The white list of the Ministry of Culture is also devoid of stars, who are considered some of the most vocal critics of Putin – Madonna and Lady Gaga. Madonna, known as an ardent critic of USA’s war in Iraq and US militarism in general asked Yanukovich to free Timoschenko, but the Russian government gets her wrath as well at times. At one point, the singer even said that fascism is flourishing in Russia on Twitter. Later she extended her worried to all of Europe, where, according to her, there is a threat of fascism and anti-Semitism resurging. But her main field of expertize are women and LGBT, so this means a lot of criticism towards Putin. In recent history, Western celebrities have routed and united against Russia over “Pussy Riot” and the “anti-LGBT law”. Then the accusations towards the Kremlin were non-stop. There were calls to boycott Russia, they wrote joint letters. Nothing of the sort happened during the Euromaidan, nor during Crimea or the war in Donbass.

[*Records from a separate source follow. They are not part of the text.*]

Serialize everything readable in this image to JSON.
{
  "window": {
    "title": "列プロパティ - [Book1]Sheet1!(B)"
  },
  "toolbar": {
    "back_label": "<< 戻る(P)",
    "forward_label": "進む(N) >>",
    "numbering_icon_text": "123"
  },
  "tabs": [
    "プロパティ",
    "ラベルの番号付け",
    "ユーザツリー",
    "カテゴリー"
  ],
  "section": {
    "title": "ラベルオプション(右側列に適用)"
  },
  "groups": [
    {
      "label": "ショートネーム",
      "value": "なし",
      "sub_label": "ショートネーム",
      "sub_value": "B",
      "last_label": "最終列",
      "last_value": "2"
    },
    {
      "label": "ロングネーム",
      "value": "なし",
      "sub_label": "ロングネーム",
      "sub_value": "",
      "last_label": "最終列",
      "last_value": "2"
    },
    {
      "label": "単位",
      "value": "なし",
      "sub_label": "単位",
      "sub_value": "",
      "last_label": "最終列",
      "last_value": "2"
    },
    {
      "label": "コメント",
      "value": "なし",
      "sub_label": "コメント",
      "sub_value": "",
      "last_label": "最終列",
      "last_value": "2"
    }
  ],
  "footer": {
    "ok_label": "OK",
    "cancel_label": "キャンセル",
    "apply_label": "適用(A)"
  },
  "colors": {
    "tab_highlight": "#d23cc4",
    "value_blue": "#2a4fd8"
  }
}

So the creation and publication of supportive “white” welcome lists is not only a silly, absurd and convoluted idea, but also an empty gesture. Celebrities may be powerful allies in information wars, but it turns out that the Western artists have the Ukrainian people’s European choice and the Revolution somewhere down on the list after the sexual minority rights, women’s right and the starving children of Kongo.
Translated by: Pavel Shamshiev